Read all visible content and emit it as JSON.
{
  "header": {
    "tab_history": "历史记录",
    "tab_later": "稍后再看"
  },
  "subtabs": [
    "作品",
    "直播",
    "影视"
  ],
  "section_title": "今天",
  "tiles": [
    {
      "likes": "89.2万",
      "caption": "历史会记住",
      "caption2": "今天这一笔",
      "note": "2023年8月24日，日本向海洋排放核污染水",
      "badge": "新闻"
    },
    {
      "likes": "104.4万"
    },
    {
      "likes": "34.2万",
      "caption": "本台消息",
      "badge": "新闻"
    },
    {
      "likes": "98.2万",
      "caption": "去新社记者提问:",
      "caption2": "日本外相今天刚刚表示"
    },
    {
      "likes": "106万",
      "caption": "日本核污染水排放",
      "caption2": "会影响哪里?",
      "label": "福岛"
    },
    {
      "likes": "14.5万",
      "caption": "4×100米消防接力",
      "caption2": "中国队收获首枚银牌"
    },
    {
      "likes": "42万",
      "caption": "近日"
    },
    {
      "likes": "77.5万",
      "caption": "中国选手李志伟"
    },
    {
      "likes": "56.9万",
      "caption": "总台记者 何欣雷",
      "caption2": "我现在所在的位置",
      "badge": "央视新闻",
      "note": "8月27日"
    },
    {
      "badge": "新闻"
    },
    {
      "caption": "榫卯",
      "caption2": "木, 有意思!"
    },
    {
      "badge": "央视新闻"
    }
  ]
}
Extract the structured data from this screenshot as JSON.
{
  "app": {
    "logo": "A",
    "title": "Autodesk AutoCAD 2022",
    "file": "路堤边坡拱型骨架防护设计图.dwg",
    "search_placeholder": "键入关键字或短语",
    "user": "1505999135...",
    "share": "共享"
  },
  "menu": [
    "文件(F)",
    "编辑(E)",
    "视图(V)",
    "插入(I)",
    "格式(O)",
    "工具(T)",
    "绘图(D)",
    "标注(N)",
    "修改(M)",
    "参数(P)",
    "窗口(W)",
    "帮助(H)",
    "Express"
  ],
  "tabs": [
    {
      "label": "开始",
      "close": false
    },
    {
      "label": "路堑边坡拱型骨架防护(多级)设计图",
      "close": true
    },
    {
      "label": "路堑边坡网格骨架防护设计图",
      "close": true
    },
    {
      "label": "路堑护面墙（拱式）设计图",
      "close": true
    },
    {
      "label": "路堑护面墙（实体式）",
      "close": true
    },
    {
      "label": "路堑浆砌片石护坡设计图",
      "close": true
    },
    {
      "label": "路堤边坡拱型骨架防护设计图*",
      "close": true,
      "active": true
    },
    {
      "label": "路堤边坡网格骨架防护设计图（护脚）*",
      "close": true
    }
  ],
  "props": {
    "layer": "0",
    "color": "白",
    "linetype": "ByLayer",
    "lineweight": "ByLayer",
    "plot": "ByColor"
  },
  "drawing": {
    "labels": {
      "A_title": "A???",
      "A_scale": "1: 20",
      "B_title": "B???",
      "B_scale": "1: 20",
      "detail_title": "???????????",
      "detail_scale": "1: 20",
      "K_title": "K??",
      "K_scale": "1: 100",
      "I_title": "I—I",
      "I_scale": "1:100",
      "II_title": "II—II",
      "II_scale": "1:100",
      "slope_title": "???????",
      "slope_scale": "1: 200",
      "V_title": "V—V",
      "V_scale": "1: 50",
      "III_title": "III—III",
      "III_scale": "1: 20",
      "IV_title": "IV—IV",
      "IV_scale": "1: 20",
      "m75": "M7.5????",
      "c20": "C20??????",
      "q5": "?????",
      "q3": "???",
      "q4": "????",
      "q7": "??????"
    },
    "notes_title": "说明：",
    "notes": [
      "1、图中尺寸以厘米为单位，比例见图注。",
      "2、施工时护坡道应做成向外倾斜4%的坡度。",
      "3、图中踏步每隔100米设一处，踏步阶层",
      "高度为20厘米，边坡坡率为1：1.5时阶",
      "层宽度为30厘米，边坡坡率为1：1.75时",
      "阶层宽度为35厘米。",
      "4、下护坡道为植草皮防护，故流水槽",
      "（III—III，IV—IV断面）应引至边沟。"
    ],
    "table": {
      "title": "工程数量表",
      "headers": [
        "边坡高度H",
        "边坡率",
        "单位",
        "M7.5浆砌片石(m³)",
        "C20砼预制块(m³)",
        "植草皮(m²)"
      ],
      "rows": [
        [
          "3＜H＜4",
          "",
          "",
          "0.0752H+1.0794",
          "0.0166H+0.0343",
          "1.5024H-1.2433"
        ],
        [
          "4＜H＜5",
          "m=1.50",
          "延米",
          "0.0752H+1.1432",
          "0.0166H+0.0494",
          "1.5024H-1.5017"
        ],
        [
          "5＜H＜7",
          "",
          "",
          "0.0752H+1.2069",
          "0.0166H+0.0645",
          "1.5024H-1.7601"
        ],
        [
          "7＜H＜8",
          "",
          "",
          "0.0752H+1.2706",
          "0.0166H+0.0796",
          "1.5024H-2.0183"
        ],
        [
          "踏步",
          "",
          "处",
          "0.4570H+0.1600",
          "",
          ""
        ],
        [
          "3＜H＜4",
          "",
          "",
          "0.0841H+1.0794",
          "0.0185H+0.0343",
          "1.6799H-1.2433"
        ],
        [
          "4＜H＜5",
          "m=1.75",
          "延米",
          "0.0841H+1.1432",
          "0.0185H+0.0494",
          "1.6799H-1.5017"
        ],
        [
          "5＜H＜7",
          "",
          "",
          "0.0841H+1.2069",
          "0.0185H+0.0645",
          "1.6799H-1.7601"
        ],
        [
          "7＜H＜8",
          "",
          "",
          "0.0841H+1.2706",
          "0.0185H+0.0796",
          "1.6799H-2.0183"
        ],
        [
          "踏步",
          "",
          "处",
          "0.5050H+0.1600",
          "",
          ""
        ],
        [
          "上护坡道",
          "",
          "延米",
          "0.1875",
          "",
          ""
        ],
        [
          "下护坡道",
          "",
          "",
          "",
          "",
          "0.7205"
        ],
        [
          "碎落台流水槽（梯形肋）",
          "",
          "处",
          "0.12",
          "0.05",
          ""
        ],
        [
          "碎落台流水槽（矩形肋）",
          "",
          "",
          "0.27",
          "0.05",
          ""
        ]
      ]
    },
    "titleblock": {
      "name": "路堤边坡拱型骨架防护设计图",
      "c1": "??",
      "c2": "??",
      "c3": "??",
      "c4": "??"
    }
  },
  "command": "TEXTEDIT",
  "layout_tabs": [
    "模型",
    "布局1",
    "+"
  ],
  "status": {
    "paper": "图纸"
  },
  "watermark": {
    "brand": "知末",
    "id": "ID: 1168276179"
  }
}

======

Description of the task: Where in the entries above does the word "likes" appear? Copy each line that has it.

Task response:
      "likes": "89.2万",
      "likes": "104.4万"
      "likes": "34.2万",
      "likes": "98.2万",
      "likes": "106万",
      "likes": "14.5万",
      "likes": "42万",
      "likes": "77.5万",
      "likes": "56.9万",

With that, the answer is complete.